## Exercise input
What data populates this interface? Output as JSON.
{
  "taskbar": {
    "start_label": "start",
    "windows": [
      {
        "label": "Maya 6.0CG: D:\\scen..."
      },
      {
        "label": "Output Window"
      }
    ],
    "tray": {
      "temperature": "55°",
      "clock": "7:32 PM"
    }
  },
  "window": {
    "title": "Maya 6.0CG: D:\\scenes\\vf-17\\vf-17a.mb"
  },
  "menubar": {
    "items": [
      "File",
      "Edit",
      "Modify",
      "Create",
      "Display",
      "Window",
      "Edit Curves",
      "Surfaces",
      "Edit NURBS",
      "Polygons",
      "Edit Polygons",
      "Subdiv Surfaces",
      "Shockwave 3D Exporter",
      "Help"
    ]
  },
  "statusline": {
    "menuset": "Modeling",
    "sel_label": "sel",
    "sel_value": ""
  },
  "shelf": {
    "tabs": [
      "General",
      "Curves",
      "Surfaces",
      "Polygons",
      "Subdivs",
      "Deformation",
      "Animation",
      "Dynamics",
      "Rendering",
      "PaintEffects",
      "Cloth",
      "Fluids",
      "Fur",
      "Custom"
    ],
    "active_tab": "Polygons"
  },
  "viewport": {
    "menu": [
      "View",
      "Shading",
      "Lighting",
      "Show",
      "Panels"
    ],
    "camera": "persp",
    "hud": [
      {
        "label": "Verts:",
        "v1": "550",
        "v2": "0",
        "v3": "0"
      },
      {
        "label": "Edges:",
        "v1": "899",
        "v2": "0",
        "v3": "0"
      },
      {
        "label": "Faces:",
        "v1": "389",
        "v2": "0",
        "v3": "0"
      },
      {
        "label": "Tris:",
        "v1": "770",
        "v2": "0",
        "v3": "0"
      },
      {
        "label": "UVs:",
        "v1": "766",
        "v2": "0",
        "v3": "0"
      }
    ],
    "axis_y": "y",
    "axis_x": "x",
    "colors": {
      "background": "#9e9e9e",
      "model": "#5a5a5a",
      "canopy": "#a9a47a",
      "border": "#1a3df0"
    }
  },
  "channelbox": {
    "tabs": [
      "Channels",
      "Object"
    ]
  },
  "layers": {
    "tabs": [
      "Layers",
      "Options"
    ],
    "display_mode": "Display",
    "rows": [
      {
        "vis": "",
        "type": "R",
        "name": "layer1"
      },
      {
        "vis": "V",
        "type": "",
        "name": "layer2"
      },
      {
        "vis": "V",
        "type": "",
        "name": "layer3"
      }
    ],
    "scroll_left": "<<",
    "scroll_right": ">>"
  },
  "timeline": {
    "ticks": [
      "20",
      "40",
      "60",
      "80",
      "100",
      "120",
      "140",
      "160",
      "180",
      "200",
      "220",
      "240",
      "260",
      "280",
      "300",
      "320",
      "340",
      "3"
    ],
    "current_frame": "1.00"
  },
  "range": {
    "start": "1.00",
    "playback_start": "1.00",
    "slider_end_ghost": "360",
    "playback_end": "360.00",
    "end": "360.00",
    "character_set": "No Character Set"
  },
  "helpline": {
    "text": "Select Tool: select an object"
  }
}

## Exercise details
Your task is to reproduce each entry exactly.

## Written solution
What data populates this interface? Output as JSON.
{
  "taskbar": {
    "start_label": "start",
    "windows": [
      {
        "label": "Maya 6.0CG: D:\\scen..."
      },
      {
        "label": "Output Window"
      }
    ],
    "tray": {
      "temperature": "55°",
      "clock": "7:32 PM"
    }
  },
  "window": {
    "title": "Maya 6.0CG: D:\\scenes\\vf-17\\vf-17a.mb"
  },
  "menubar": {
    "items": [
      "File",
      "Edit",
      "Modify",
      "Create",
      "Display",
      "Window",
      "Edit Curves",
      "Surfaces",
      "Edit NURBS",
      "Polygons",
      "Edit Polygons",
      "Subdiv Surfaces",
      "Shockwave 3D Exporter",
      "Help"
    ]
  },
  "statusline": {
    "menuset": "Modeling",
    "sel_label": "sel",
    "sel_value": ""
  },
  "shelf": {
    "tabs": [
      "General",
      "Curves",
      "Surfaces",
      "Polygons",
      "Subdivs",
      "Deformation",
      "Animation",
      "Dynamics",
      "Rendering",
      "PaintEffects",
      "Cloth",
      "Fluids",
      "Fur",
      "Custom"
    ],
    "active_tab": "Polygons"
  },
  "viewport": {
    "menu": [
      "View",
      "Shading",
      "Lighting",
      "Show",
      "Panels"
    ],
    "camera": "persp",
    "hud": [
      {
        "label": "Verts:",
        "v1": "550",
        "v2": "0",
        "v3": "0"
      },
      {
        "label": "Edges:",
        "v1": "899",
        "v2": "0",
        "v3": "0"
      },
      {
        "label": "Faces:",
        "v1": "389",
        "v2": "0",
        "v3": "0"
      },
      {
        "label": "Tris:",
        "v1": "770",
        "v2": "0",
        "v3": "0"
      },
      {
        "label": "UVs:",
        "v1": "766",
        "v2": "0",
        "v3": "0"
      }
    ],
    "axis_y": "y",
    "axis_x": "x",
    "colors": {
      "background": "#9e9e9e",
      "model": "#5a5a5a",
      "canopy": "#a9a47a",
      "border": "#1a3df0"
    }
  },
  "channelbox": {
    "tabs": [
      "Channels",
      "Object"
    ]
  },
  "layers": {
    "tabs": [
      "Layers",
      "Options"
    ],
    "display_mode": "Display",
    "rows": [
      {
        "vis": "",
        "type": "R",
        "name": "layer1"
      },
      {
        "vis": "V",
        "type": "",
        "name": "layer2"
      },
      {
        "vis": "V",
        "type": "",
        "name": "layer3"
      }
    ],
    "scroll_left": "<<",
    "scroll_right": ">>"
  },
  "timeline": {
    "ticks": [
      "20",
      "40",
      "60",
      "80",
      "100",
      "120",
      "140",
      "160",
      "180",
      "200",
      "220",
      "240",
      "260",
      "280",
      "300",
      "320",
      "340",
      "3"
    ],
    "current_frame": "1.00"
  },
  "range": {
    "start": "1.00",
    "playback_start": "1.00",
    "slider_end_ghost": "360",
    "playback_end": "360.00",
    "end": "360.00",
    "character_set": "No Character Set"
  },
  "helpline": {
    "text": "Select Tool: select an object"
  }
}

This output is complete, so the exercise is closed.